December 12, 2016
If you tune into a TV show called “The Exorcist,” you expect to hear your fair share of strange voices. But the most surprising sound for Philly music fans came – not in the form of a demonic growl or a Satanic roar – but via the unmistakable tones of Honus Honus last month.
“Santa Monica,” a tune from the Man Man founder/frontman’s new solo debut "Use Your Delusion," blasted from a car stereo in the opening minutes of the Fox series’ third episode as a pair of ill-fated characters engaged in some front seat flirtation.
It turns out Mr. Honus had an “in” with the show. Using his other name, Ryan Kattner, he currently serves as music supervisor for the network adaptation of the horror classic. Surprisingly, given the subject matter, that’s mostly entailed placing deep-cut northern soul tracks rather than jump-scare cues, but given his history of singing, “Will you harness the 666?” (on Man Man’s “End Boss”) or posing as a corpse at the Louvre on Instagram, the show still seems a good fit.
Kattner made his way back home to Philly last month, when he celebrated the album’s release at the Boot & Saddle on South Broad Street with his “completely impractical” six-piece band and mariachi outfits made by the same couturier who outfitted “Three Amigos” (not to mention “Beverly Hills Chihuahua.”)
“I guess you do get back the energy that you put out into the universe,” Kattner said over the phone from his car, somewhere in Los Angeles recently.
“That being said, I probably should have put out the kind of energy that would have gotten me an endless bank account and an island somewhere instead of 666 and dead bodies. But where’s the fun in that?”

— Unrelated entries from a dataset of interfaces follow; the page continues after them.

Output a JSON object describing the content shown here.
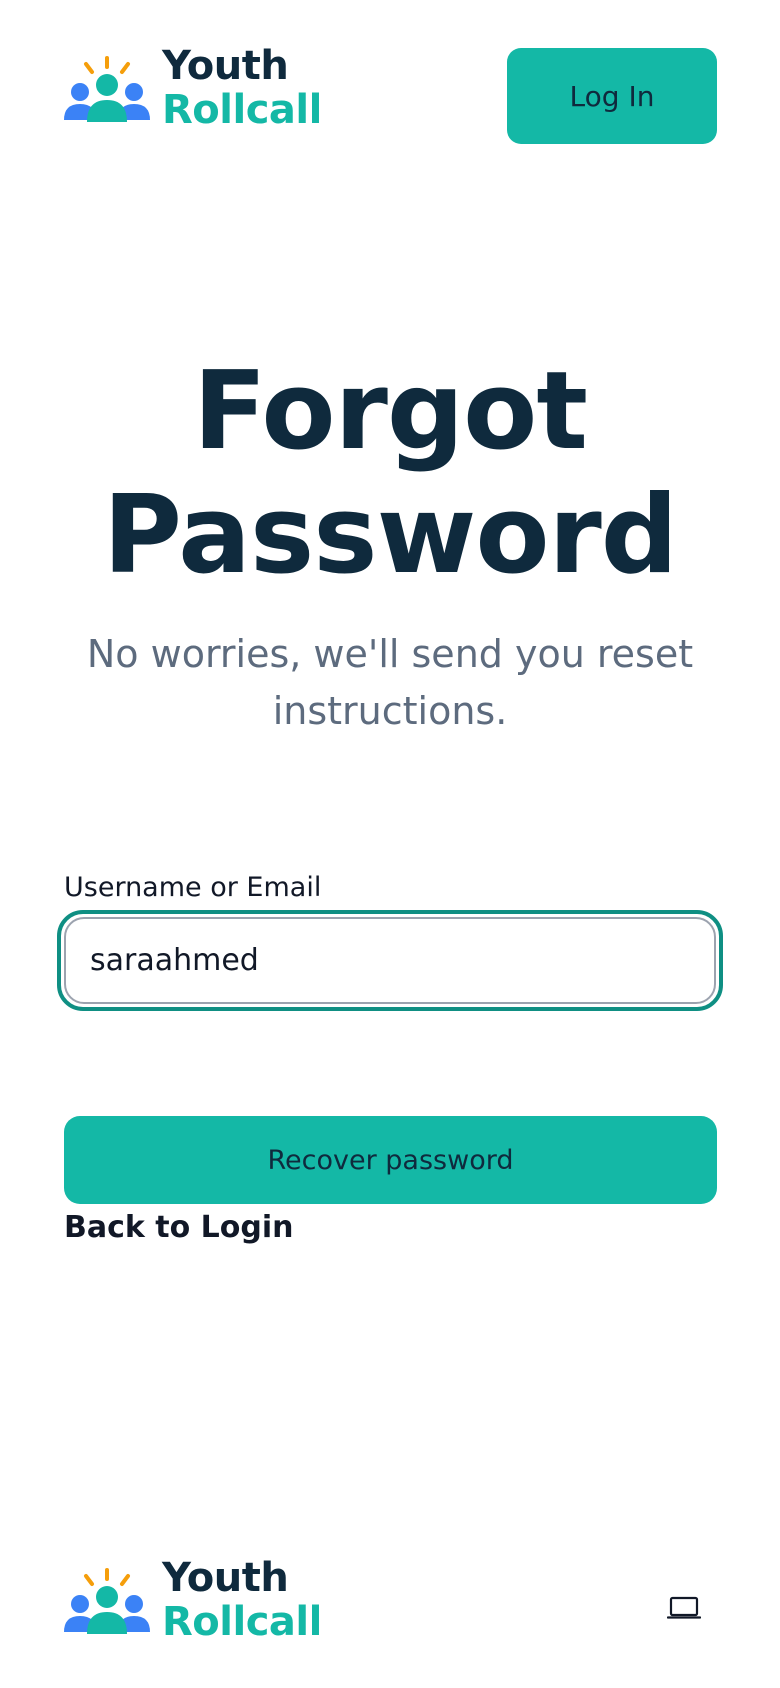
{
  "header": {
    "brand": {
      "line1": "Youth",
      "line2": "Rollcall",
      "logo_icon": "people-group-logo-icon"
    },
    "login_label": "Log In"
  },
  "hero": {
    "title": "Forgot Password",
    "subtitle": "No worries, we'll send you reset instructions."
  },
  "form": {
    "username_label": "Username or Email",
    "username_value": "saraahmed",
    "submit_label": "Recover password",
    "back_label": "Back to Login"
  },
  "footer": {
    "brand": {
      "line1": "Youth",
      "line2": "Rollcall",
      "logo_icon": "people-group-logo-icon"
    },
    "theme_icon": "laptop-icon"
  },
  "colors": {
    "accent": "#14b8a6",
    "focus_ring": "#0f8f83",
    "heading": "#0f2a3d",
    "muted": "#5d6b7e",
    "logo_blue": "#3b82f6",
    "logo_rays": "#f59e0b"
  }
}
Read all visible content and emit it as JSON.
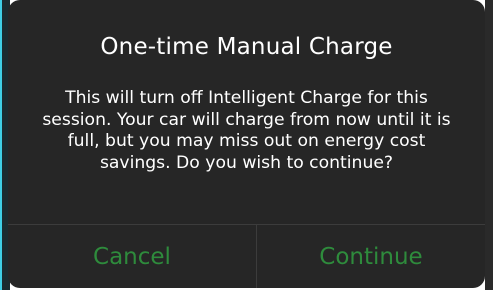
{
  "dialog": {
    "title": "One-time Manual Charge",
    "message": "This will turn off Intelligent Charge for this session. Your car will charge from now until it is full, but you may miss out on energy cost savings. Do you wish to continue?",
    "cancel_label": "Cancel",
    "continue_label": "Continue"
  },
  "colors": {
    "dialog_background": "#262626",
    "button_text": "#2e8b3c",
    "text": "#ffffff"
  }
}
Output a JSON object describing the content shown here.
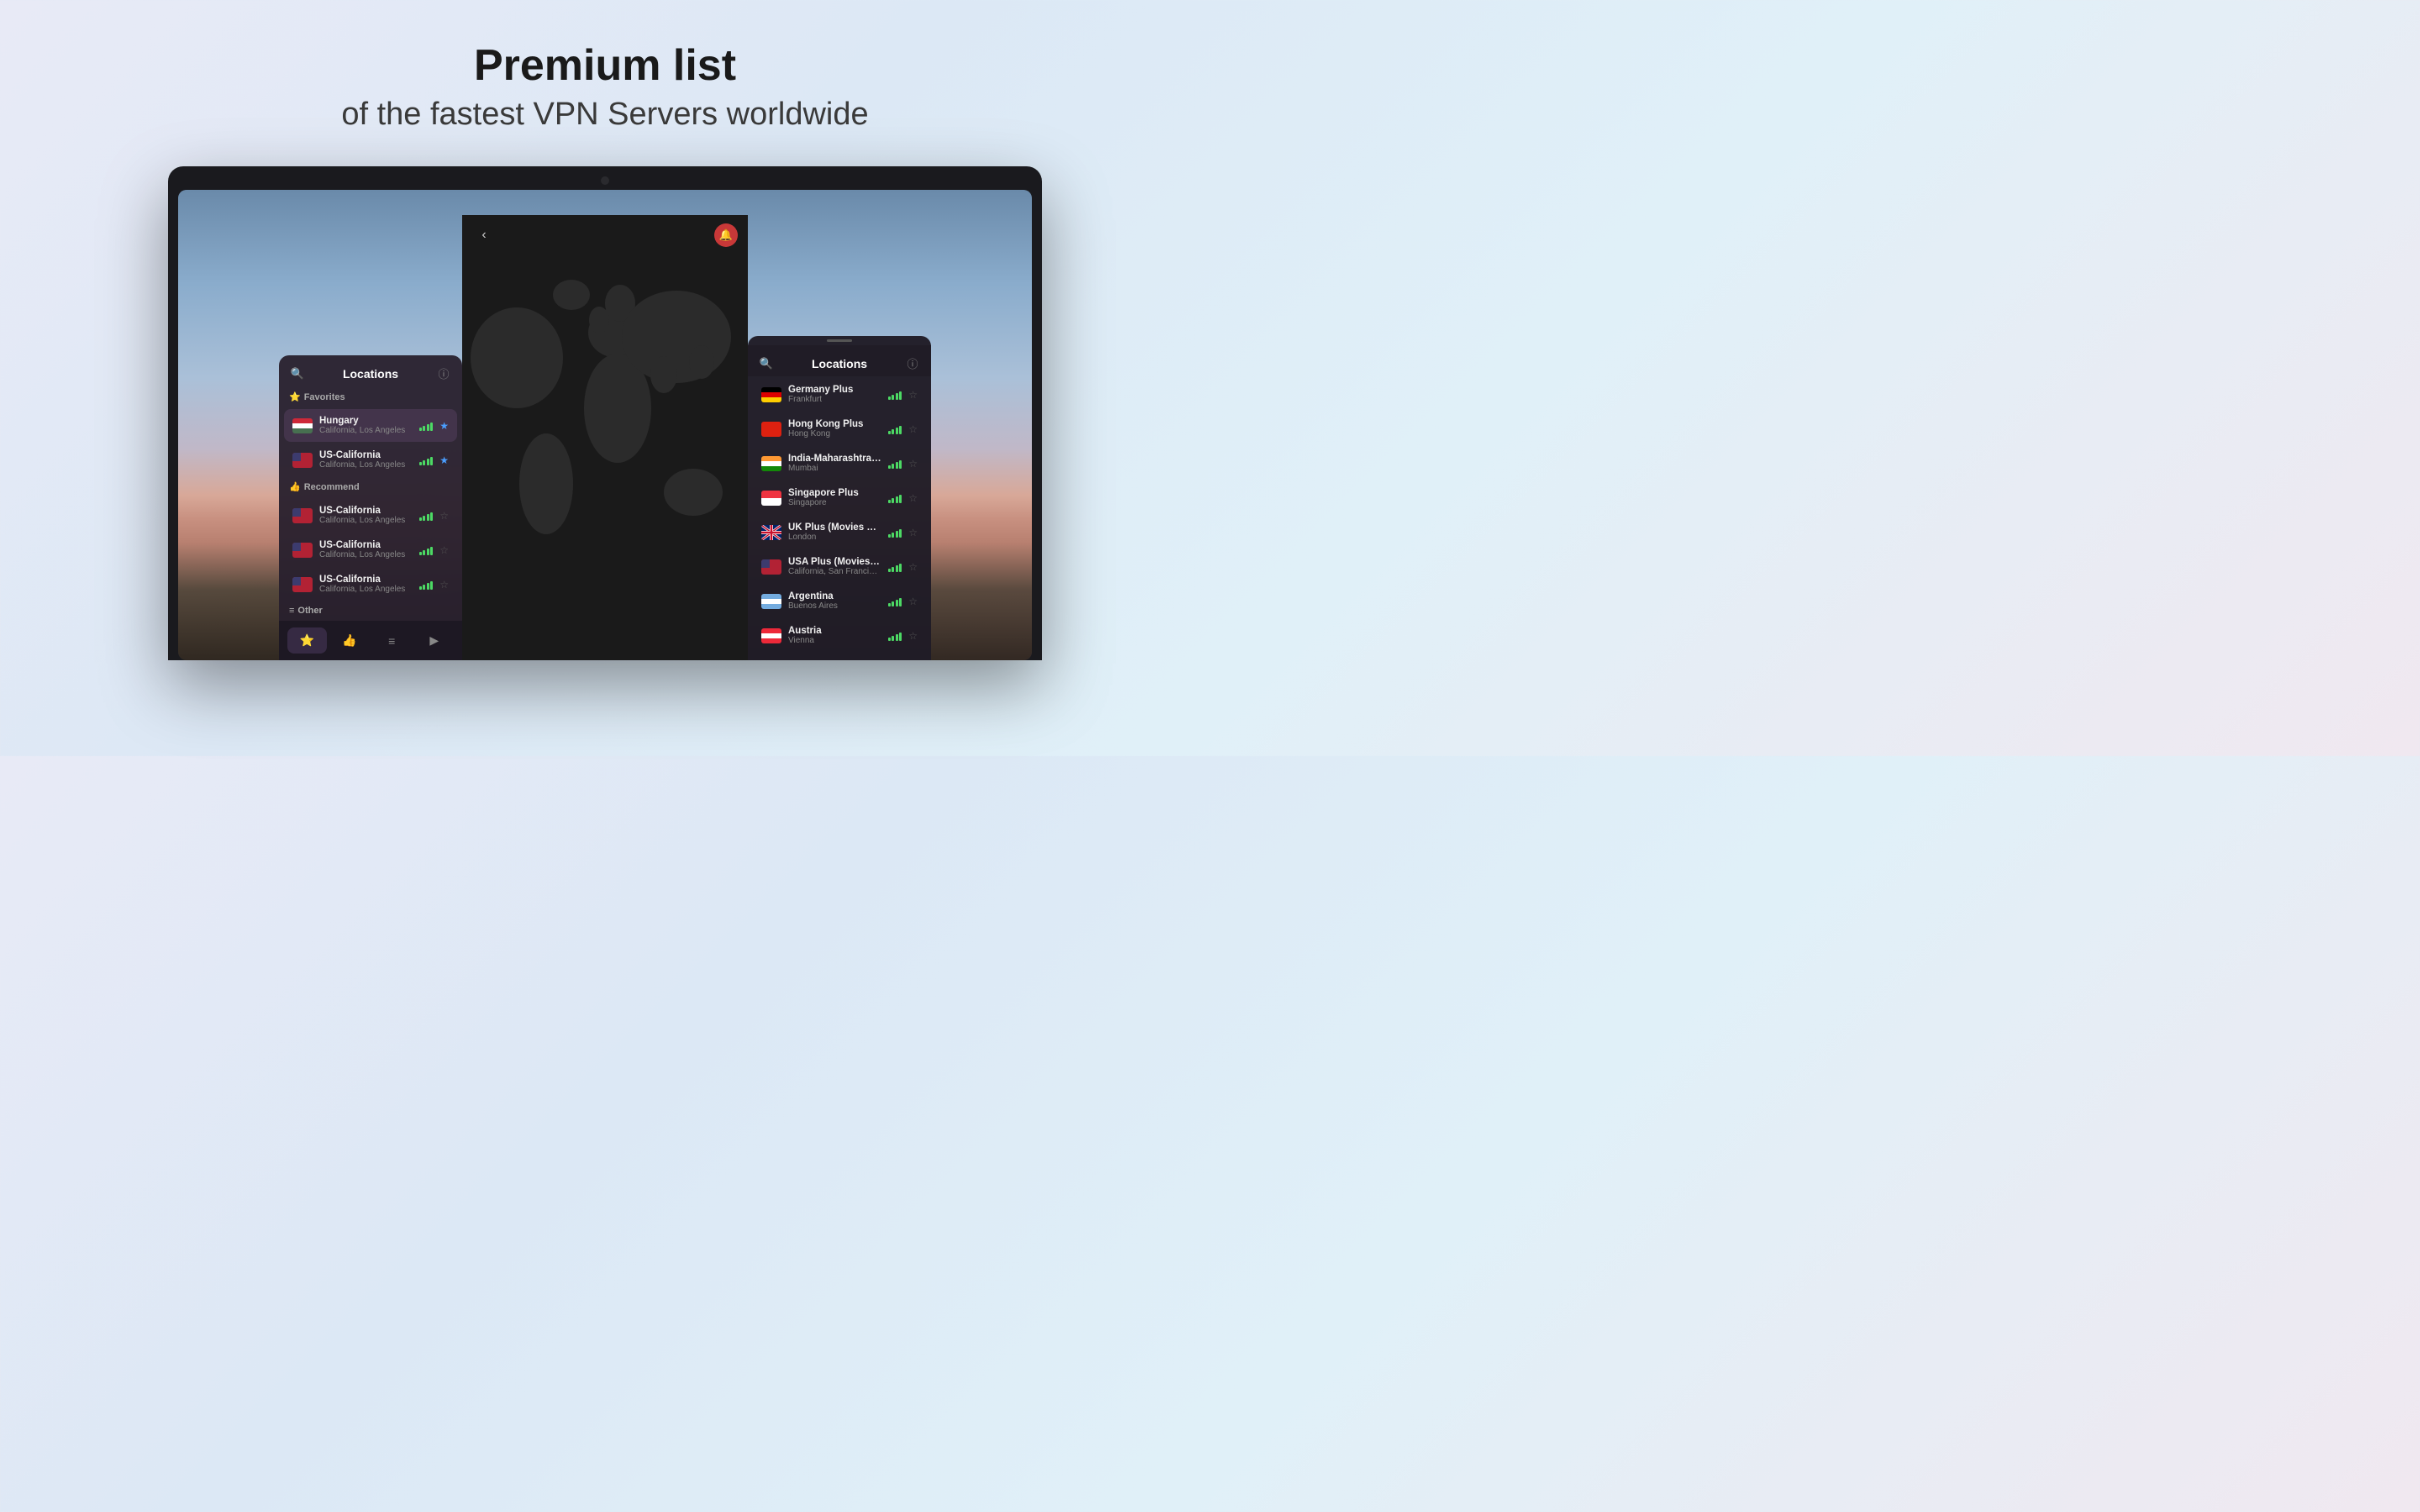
{
  "header": {
    "title": "Premium list",
    "subtitle": "of the fastest VPN Servers worldwide"
  },
  "left_panel": {
    "title": "Locations",
    "search_icon": "🔍",
    "info_icon": "ℹ",
    "sections": [
      {
        "label": "Favorites",
        "icon": "⭐",
        "items": [
          {
            "country": "Hungary",
            "city": "California, Los Angeles",
            "flag": "hu",
            "signal": 4,
            "starred": true
          },
          {
            "country": "US-California",
            "city": "California, Los Angeles",
            "flag": "us",
            "signal": 4,
            "starred": true
          }
        ]
      },
      {
        "label": "Recommend",
        "icon": "👍",
        "items": [
          {
            "country": "US-California",
            "city": "California, Los Angeles",
            "flag": "us",
            "signal": 4,
            "starred": false
          },
          {
            "country": "US-California",
            "city": "California, Los Angeles",
            "flag": "us",
            "signal": 4,
            "starred": false
          },
          {
            "country": "US-California",
            "city": "California, Los Angeles",
            "flag": "us",
            "signal": 4,
            "starred": false
          }
        ]
      },
      {
        "label": "Other",
        "icon": "≡"
      }
    ],
    "tabs": [
      {
        "icon": "⭐",
        "active": true
      },
      {
        "icon": "👍",
        "active": false
      },
      {
        "icon": "≡",
        "active": false
      },
      {
        "icon": "▶",
        "active": false
      }
    ]
  },
  "right_panel": {
    "title": "Locations",
    "search_icon": "🔍",
    "info_icon": "ℹ",
    "items": [
      {
        "country": "Germany Plus",
        "city": "Frankfurt",
        "flag": "de",
        "signal": 4,
        "starred": false
      },
      {
        "country": "Hong Kong Plus",
        "city": "Hong Kong",
        "flag": "hk",
        "signal": 4,
        "starred": false
      },
      {
        "country": "India-Maharashtra Plus",
        "city": "Mumbai",
        "flag": "in",
        "signal": 4,
        "starred": false
      },
      {
        "country": "Singapore Plus",
        "city": "Singapore",
        "flag": "sg",
        "signal": 4,
        "starred": false
      },
      {
        "country": "UK Plus (Movies & TV)",
        "city": "London",
        "flag": "uk",
        "signal": 4,
        "starred": false
      },
      {
        "country": "USA Plus (Movies & TV)",
        "city": "California, San Francisco",
        "flag": "us",
        "signal": 4,
        "starred": false
      },
      {
        "country": "Argentina",
        "city": "Buenos Aires",
        "flag": "ar",
        "signal": 4,
        "starred": false
      },
      {
        "country": "Austria",
        "city": "Vienna",
        "flag": "at",
        "signal": 4,
        "starred": false
      }
    ]
  }
}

A former film student, Kattner left Philadelphia for Los Angeles nearly four years ago, picking up the threads of a screenwriting ambition that was sidelined when he “decided it would be fun to write some songs and see what happens,” and Man Man took off unexpectedly. He’s since taken to what he calls the “unique weirdness” of his newly-adopted city.
“I’ve been trying to move out here forever,” Kattner said.
“I was attracted to this place because it seemed to be where dreams go to die – which sounds super negative, but I really enjoy that idea.”
His own dreams don’t seem to be in any particular danger at the moment. In addition to his new found solo project, he works as music supervisor for both “The Exorcist” and the quirky YouTube production studio, Super Deluxe. He also recently co-starred with Mary Elizabeth Winstead in the short film, So It Goes, and directed videos for three of the songs on his new album for the JASH YouTube channel, which was founded by Sarah Silverman, Michael Cera, Reggie Watts, and Tim & Eric.
Despite having his own name (well, his own pseudonym at least) on the album cover, Kattner says the process didn’t differ much from writing for Man Man.
“I feel like the only way my music is going to lose [its strangeness] is if someone does a lobotomy on me,” Kattner laughed.
“I just wanted to write hooky pop songs that were fun to play and that people would want to listen to on repeat. Is that so wrong?
"Releasing something as a ‘solo artist’ is interesting because it allows you to explore different sides of yourself, but it’s really odd saying things like that because it’s not like there was anything that held back the output of Man Man, which was all over the place anyway.”
As for the fate of the band, Kattner simply says that its members needed to take a break, but he shrugs off any suggestion that his Hollywood career and solo project indicate Man Man’s imminent demise.
“The way I feel about Man Man is that Man Man’s only done if I stop breathing.”